In the early 1800s, city planner, Nicholas Frochot purchased land two miles outside of what was then the city of Paris for a new cemetery, to be called Pere LaChaise. This was no ordinary graveyard. This was a city of the dead with above ground tombs with space above and below ground for multiple burials.

We copied this plan, as did Portugal and Spain. Above ground burial became a cultural tradition in areas colonized by France, Spain, and Portugal.

For more information on our cemeteries, other cemetery related sites, and haunted places throughout the U.S., please see our Links page. To experience our cemeteries yourself, reserve a tour now!

    Tours Available

Cemetery Tours are explorations of burial practices, symbolism, sculpture, history, and occasionally, poetry. Please allow us to be your guides.

We offer three cemetery tours in different parts of New Orleans: St. Louis Cemetery #1, one block outside the French Quarter; Lafayette Cemetery #1, in the center of the Garden District; and the Historic Cemetery District at the end of Canal Street.

We welcome volunteer and/or student groups with generous discounts. We also offer a discount for any group of ten or more traveling together.
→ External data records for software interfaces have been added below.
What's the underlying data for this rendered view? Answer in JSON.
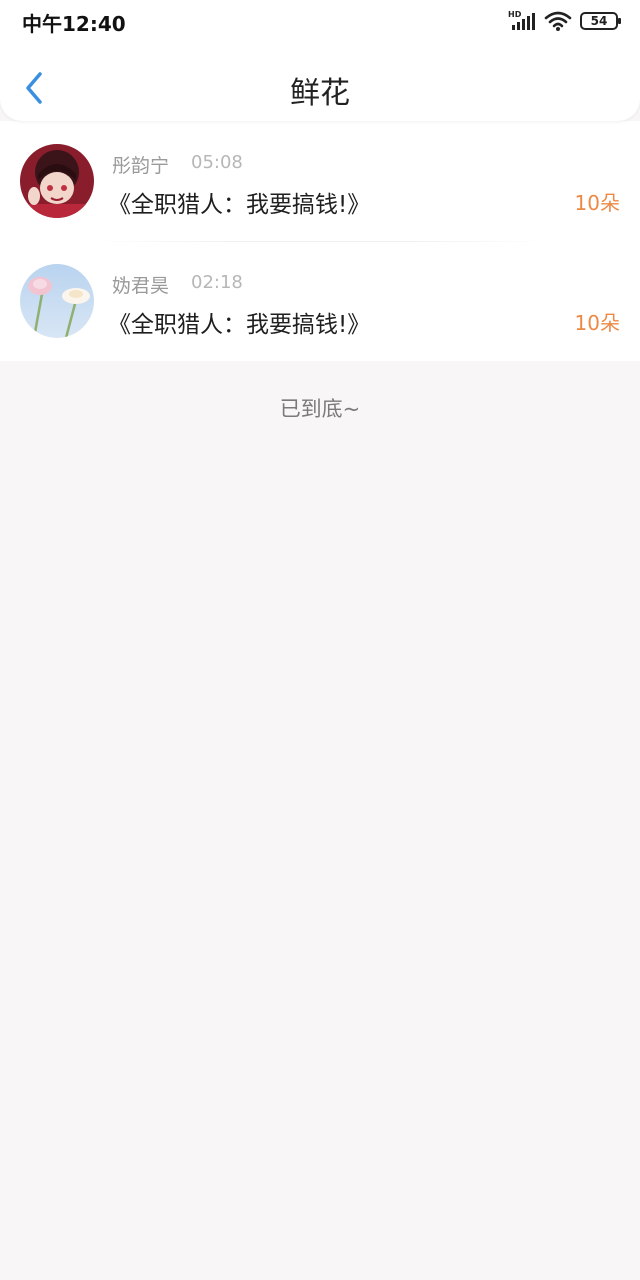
{
  "status_bar": {
    "time": "中午12:40",
    "network_label": "HD",
    "battery_level": "54",
    "icons": [
      "signal-icon",
      "wifi-icon",
      "battery-icon"
    ]
  },
  "header": {
    "title": "鲜花",
    "back_icon": "chevron-left-icon",
    "accent_color": "#3a8fe0"
  },
  "records": [
    {
      "name": "彤韵宁",
      "time": "05:08",
      "book": "《全职猎人：我要搞钱!》",
      "count": "10朵"
    },
    {
      "name": "妫君昊",
      "time": "02:18",
      "book": "《全职猎人：我要搞钱!》",
      "count": "10朵"
    }
  ],
  "footer_text": "已到底~",
  "colors": {
    "count": "#ec8a45",
    "background": "#f8f6f7"
  }
}
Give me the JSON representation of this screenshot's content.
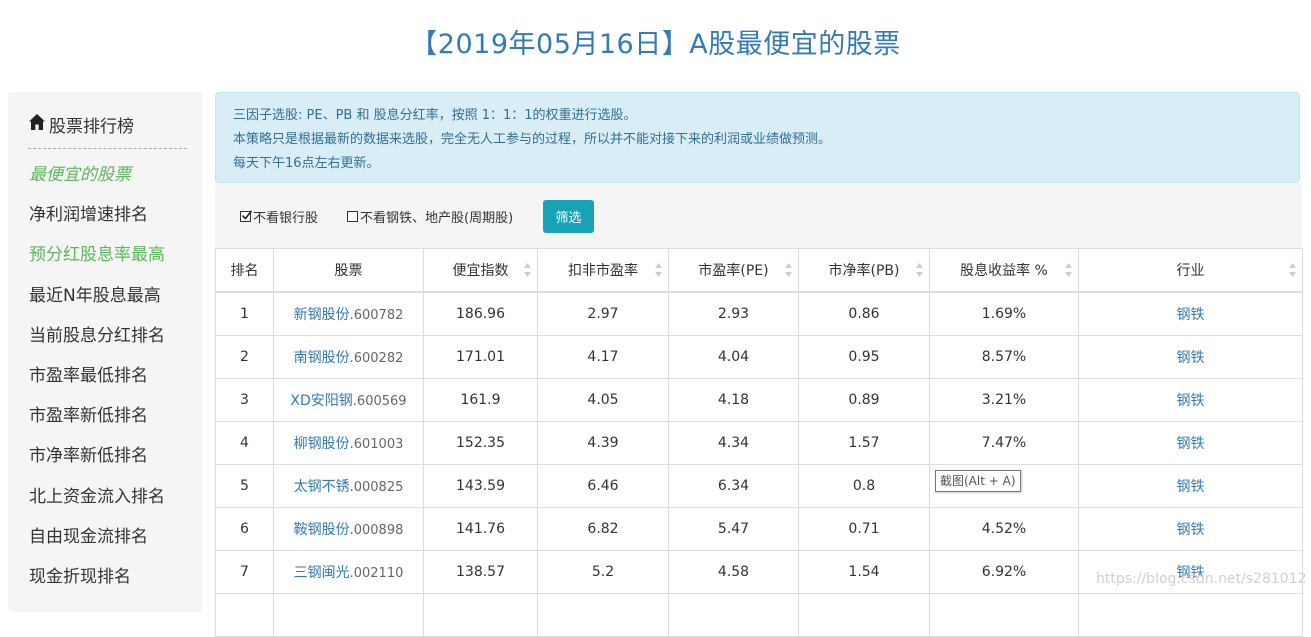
{
  "title": "【2019年05月16日】A股最便宜的股票",
  "sidebar": {
    "header": "股票排行榜",
    "items": [
      {
        "label": "最便宜的股票",
        "state": "active"
      },
      {
        "label": "净利润增速排名",
        "state": "normal"
      },
      {
        "label": "预分红股息率最高",
        "state": "green"
      },
      {
        "label": "最近N年股息最高",
        "state": "normal"
      },
      {
        "label": "当前股息分红排名",
        "state": "normal"
      },
      {
        "label": "市盈率最低排名",
        "state": "normal"
      },
      {
        "label": "市盈率新低排名",
        "state": "normal"
      },
      {
        "label": "市净率新低排名",
        "state": "normal"
      },
      {
        "label": "北上资金流入排名",
        "state": "normal"
      },
      {
        "label": "自由现金流排名",
        "state": "normal"
      },
      {
        "label": "现金折现排名",
        "state": "normal"
      }
    ]
  },
  "info": {
    "line1": "三因子选股: PE、PB 和 股息分红率，按照 1：1：1的权重进行选股。",
    "line2": "本策略只是根据最新的数据来选股，完全无人工参与的过程，所以并不能对接下来的利润或业绩做预测。",
    "line3": "每天下午16点左右更新。"
  },
  "filters": {
    "exclude_banks": {
      "label": "不看银行股",
      "checked": true
    },
    "exclude_steel": {
      "label": "不看钢铁、地产股(周期股)",
      "checked": false
    },
    "button": "筛选"
  },
  "table": {
    "columns": [
      "排名",
      "股票",
      "便宜指数",
      "扣非市盈率",
      "市盈率(PE)",
      "市净率(PB)",
      "股息收益率 %",
      "行业"
    ],
    "rows": [
      {
        "rank": "1",
        "name": "新钢股份",
        "code": ".600782",
        "index": "186.96",
        "pe_deducted": "2.97",
        "pe": "2.93",
        "pb": "0.86",
        "dividend": "1.69%",
        "industry": "钢铁"
      },
      {
        "rank": "2",
        "name": "南钢股份",
        "code": ".600282",
        "index": "171.01",
        "pe_deducted": "4.17",
        "pe": "4.04",
        "pb": "0.95",
        "dividend": "8.57%",
        "industry": "钢铁"
      },
      {
        "rank": "3",
        "name": "XD安阳钢",
        "code": ".600569",
        "index": "161.9",
        "pe_deducted": "4.05",
        "pe": "4.18",
        "pb": "0.89",
        "dividend": "3.21%",
        "industry": "钢铁"
      },
      {
        "rank": "4",
        "name": "柳钢股份",
        "code": ".601003",
        "index": "152.35",
        "pe_deducted": "4.39",
        "pe": "4.34",
        "pb": "1.57",
        "dividend": "7.47%",
        "industry": "钢铁"
      },
      {
        "rank": "5",
        "name": "太钢不锈",
        "code": ".000825",
        "index": "143.59",
        "pe_deducted": "6.46",
        "pe": "6.34",
        "pb": "0.8",
        "dividend": "",
        "industry": "钢铁"
      },
      {
        "rank": "6",
        "name": "鞍钢股份",
        "code": ".000898",
        "index": "141.76",
        "pe_deducted": "6.82",
        "pe": "5.47",
        "pb": "0.71",
        "dividend": "4.52%",
        "industry": "钢铁"
      },
      {
        "rank": "7",
        "name": "三钢闽光",
        "code": ".002110",
        "index": "138.57",
        "pe_deducted": "5.2",
        "pe": "4.58",
        "pb": "1.54",
        "dividend": "6.92%",
        "industry": "钢铁"
      }
    ]
  },
  "tooltip": "截图(Alt + A)",
  "watermark": "https://blog.csdn.net/s281012"
}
If you have any questions, or if you're ready to reserve your tour, don't hestitate to contact us at 504-914-2039 or info@tour-new-orleans.com.